Not many recognise the lady second from left in front. She was Miss O’Sullivan, later Mrs. O’Connor and she and I lived together and soldiered together in UCC. She only spent a year or two in Listowel before being transferred to Killorglin. Sadly, Noreen passed away in 2018. Ar dheis Dé go raibh a hanam dílis.
It is sad to see so many of her then colleagues have also passed away. R.I.P.
Out and About in Listowel on August 9 2022
Lesley and Theresa were hoping for an ice cream from The Square Cone but they were too early.
The MacElligott/ Mulcahy family were enjoying breakfast in Lynch’s in The Small Square. John, John, Gillian and the newest Mulcahy, Robert were enjoying the sunshine.
At Lynchs I met Mary and friends out for a morning coffee.
This area will be beautiful when the flowers and climbers grow a bit.
Meeting a Former Pupil in Ballylongford
On my visit to the traditional crafts farina Ballylongford I ran into my friend, Bridget O’Connor and then together we ran into a former pupil, Dora Mulvihill. Dora and I are in a framed picture in Presentation Secondary School Listowel, celebrating Dora’s gold medal for achieving the highest marks in Irish at her Leaving Cert.
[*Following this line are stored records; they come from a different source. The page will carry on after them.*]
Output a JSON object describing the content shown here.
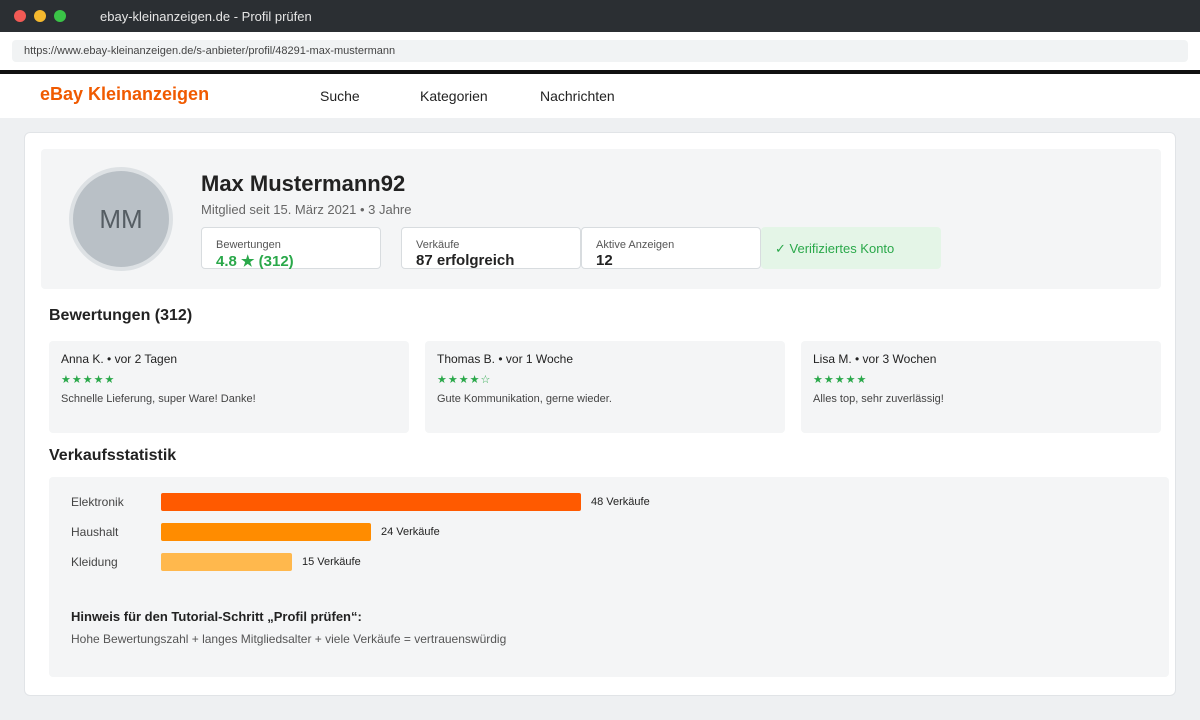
{
  "window": {
    "title": "ebay-kleinanzeigen.de - Profil prüfen"
  },
  "address_bar": {
    "url": "https://www.ebay-kleinanzeigen.de/s-anbieter/profil/48291-max-mustermann"
  },
  "site": {
    "logo": "eBay Kleinanzeigen",
    "nav": [
      "Suche",
      "Kategorien",
      "Nachrichten"
    ]
  },
  "profile": {
    "initials": "MM",
    "name": "Max Mustermann92",
    "member_since": "Mitglied seit 15. März 2021 • 3 Jahre",
    "stats": [
      {
        "label": "Bewertungen",
        "value": "4.8 ★ (312)"
      },
      {
        "label": "Verkäufe",
        "value": "87 erfolgreich"
      },
      {
        "label": "Aktive Anzeigen",
        "value": "12"
      }
    ],
    "verified": "✓ Verifiziertes Konto"
  },
  "reviews": {
    "title": "Bewertungen (312)",
    "items": [
      {
        "author": "Anna K. • vor 2 Tagen",
        "stars": "★★★★★",
        "rating": 5,
        "text": "Schnelle Lieferung, super Ware! Danke!"
      },
      {
        "author": "Thomas B. • vor 1 Woche",
        "stars": "★★★★☆",
        "rating": 4,
        "text": "Gute Kommunikation, gerne wieder."
      },
      {
        "author": "Lisa M. • vor 3 Wochen",
        "stars": "★★★★★",
        "rating": 5,
        "text": "Alles top, sehr zuverlässig!"
      }
    ]
  },
  "sales": {
    "title": "Verkaufsstatistik",
    "rows": [
      {
        "category": "Elektronik",
        "count": 48,
        "label": "48 Verkäufe",
        "color": "#ff5a00"
      },
      {
        "category": "Haushalt",
        "count": 24,
        "label": "24 Verkäufe",
        "color": "#ff8c00"
      },
      {
        "category": "Kleidung",
        "count": 15,
        "label": "15 Verkäufe",
        "color": "#ffb84d"
      }
    ],
    "hint_title": "Hinweis für den Tutorial-Schritt „Profil prüfen“:",
    "hint_text": "Hohe Bewertungszahl + langes Mitgliedsalter + viele Verkäufe = vertrauenswürdig"
  },
  "colors": {
    "brand": "#f05a00",
    "positive": "#2aa84a"
  }
}
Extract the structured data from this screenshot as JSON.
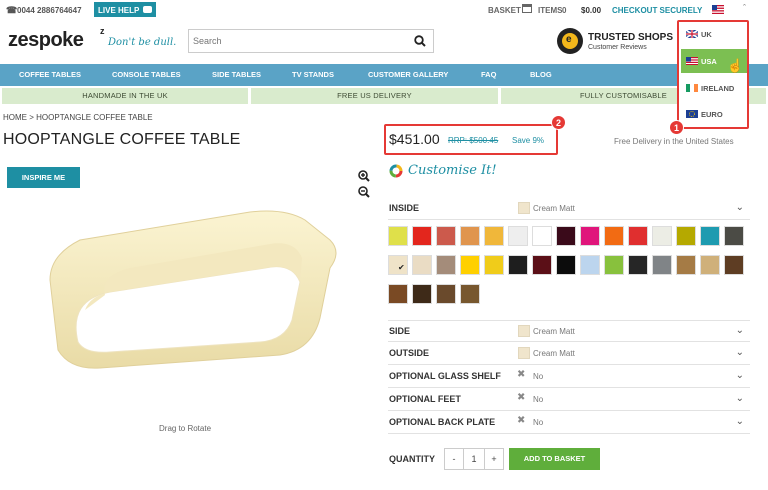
{
  "topbar": {
    "phone": "0044 2886764647",
    "live_help": "LIVE HELP",
    "basket_label": "BASKET",
    "items_label": "ITEMS",
    "items_count": "0",
    "total": "$0.00",
    "checkout": "CHECKOUT SECURELY"
  },
  "header": {
    "logo": "zespoke",
    "logo_sup": "z",
    "tagline": "Don't be dull.",
    "search_placeholder": "Search",
    "trusted_title": "TRUSTED SHOPS",
    "trusted_sub": "Customer Reviews"
  },
  "currency_menu": {
    "items": [
      {
        "label": "UK",
        "flag": "uk"
      },
      {
        "label": "USA",
        "flag": "usa"
      },
      {
        "label": "IRELAND",
        "flag": "ireland"
      },
      {
        "label": "EURO",
        "flag": "euro"
      }
    ],
    "selected": "USA"
  },
  "nav": [
    "COFFEE TABLES",
    "CONSOLE TABLES",
    "SIDE TABLES",
    "TV STANDS",
    "CUSTOMER GALLERY",
    "FAQ",
    "BLOG"
  ],
  "usp": [
    "HANDMADE IN THE UK",
    "FREE US DELIVERY",
    "FULLY CUSTOMISABLE"
  ],
  "breadcrumb": {
    "home": "HOME",
    "sep": ">",
    "current": "HOOPTANGLE COFFEE TABLE"
  },
  "product": {
    "title": "HOOPTANGLE COFFEE TABLE",
    "inspire": "INSPIRE ME",
    "drag_hint": "Drag to Rotate",
    "price": "$451.00",
    "rrp": "RRP: $500.45",
    "save": "Save 9%",
    "delivery": "Free Delivery in the United States",
    "customise": "Customise It!"
  },
  "options": {
    "inside": {
      "label": "INSIDE",
      "value": "Cream Matt"
    },
    "side": {
      "label": "SIDE",
      "value": "Cream Matt"
    },
    "outside": {
      "label": "OUTSIDE",
      "value": "Cream Matt"
    },
    "glass": {
      "label": "OPTIONAL GLASS SHELF",
      "value": "No"
    },
    "feet": {
      "label": "OPTIONAL FEET",
      "value": "No"
    },
    "back": {
      "label": "OPTIONAL BACK PLATE",
      "value": "No"
    }
  },
  "quantity": {
    "label": "QUANTITY",
    "minus": "-",
    "value": "1",
    "plus": "+",
    "add": "ADD TO BASKET"
  },
  "annotations": {
    "badge1": "1",
    "badge2": "2"
  },
  "swatches": [
    "#dfe04a",
    "#e3261d",
    "#cc5a4c",
    "#e0954e",
    "#f0b73a",
    "#eeeeee",
    "#ffffff",
    "#3a0a1a",
    "#e0157b",
    "#f26b13",
    "#e02f2f",
    "#ecede5",
    "#b5a900",
    "#1e9bb0",
    "#4b4b45",
    "#efe3c8",
    "#eadcc4",
    "#a48c7a",
    "#ffd000",
    "#f0cc1a",
    "#1e1e1e",
    "#5b0f17",
    "#0c0c0c",
    "#bcd5ee",
    "#88c13d",
    "#262626",
    "#808487",
    "#a57b45",
    "#cfb07a",
    "#5e3d23",
    "#7a4a24",
    "#3e2a18",
    "#6a4a2c",
    "#77572e"
  ],
  "colors": {
    "nav": "#5aa3c6",
    "usp": "#d9ebcd",
    "green": "#5fae3b",
    "teal": "#1e8fa3",
    "red": "#e53935"
  }
}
Dora’s lovely son took the picture for me.
When browsing through Boards recently I came across a link to these old photos.
Bet you Didn’t know this
Fourteen years before the Titanic sank, a novelist Morgan Robertson published a novel called Futility. The story was about an ocean liner that struck an iceberg on an April night.
This old photo was shared recently on Listowel Memories. There is one correcti0n. That is not Batt O’Keeffe but John Broderick.
Camden Street, Dublin in 1975
The Fairy was Laughing too
I was revisiting Boards.ie recently and someone had put up the lyrics of this old song. It is like an ear worm now resounding in my head. I think the voice I hear is Brendan O’Dowda’s.
In a shady nook one moonlight night,
A leprachaun I spied;
With scarlet cap and coat of green;
A cruiskeen by his side.
‘Twas tick tack tick, his hammer went,
Upon a weeny shoe;
And I laughed to think of a purse of gold:
But the fairy was laughing too.
With tip-toe step and beating heart,
Quite softly I drew nigh:
There was mischief in his merry face;-
A twinkle in his eye.
He hammered and sang with tiny voice,
And drank his mountain dew:
And I laughed to think he was caught at last:-
But the fairy was laughing too.
As quick as thought I seized the elf;
‘Your fairy purse!’ I cried;
‘The purse!’ he said – ’tis in her hand –
‘That lady at your side!’
I turned to look: the elf was off!
Then what was I to do?
O, I laughed to think what a fool I’d been;
And the fairy was laughing too.
Scoil Realta na Maidine in Summer 2022
First Communion Class of 1956
A Pig Fair
This is Kanturk but it could be any town in rural Ireland in the 1950s. The building is now the AIB bank, recently among the branches earmarked to become cashless.
One seller, standing by the signpost, has obviously reached town early on Pig Market day as he has a prime location. It’s early in the morning as farmers are coming and going from the creamery with their milk churns.
Just over the bridge you can see the BP sign. This is Fitzpatricks petrol pumps on O’Brien Street. There were no diesel cars in the 1950s.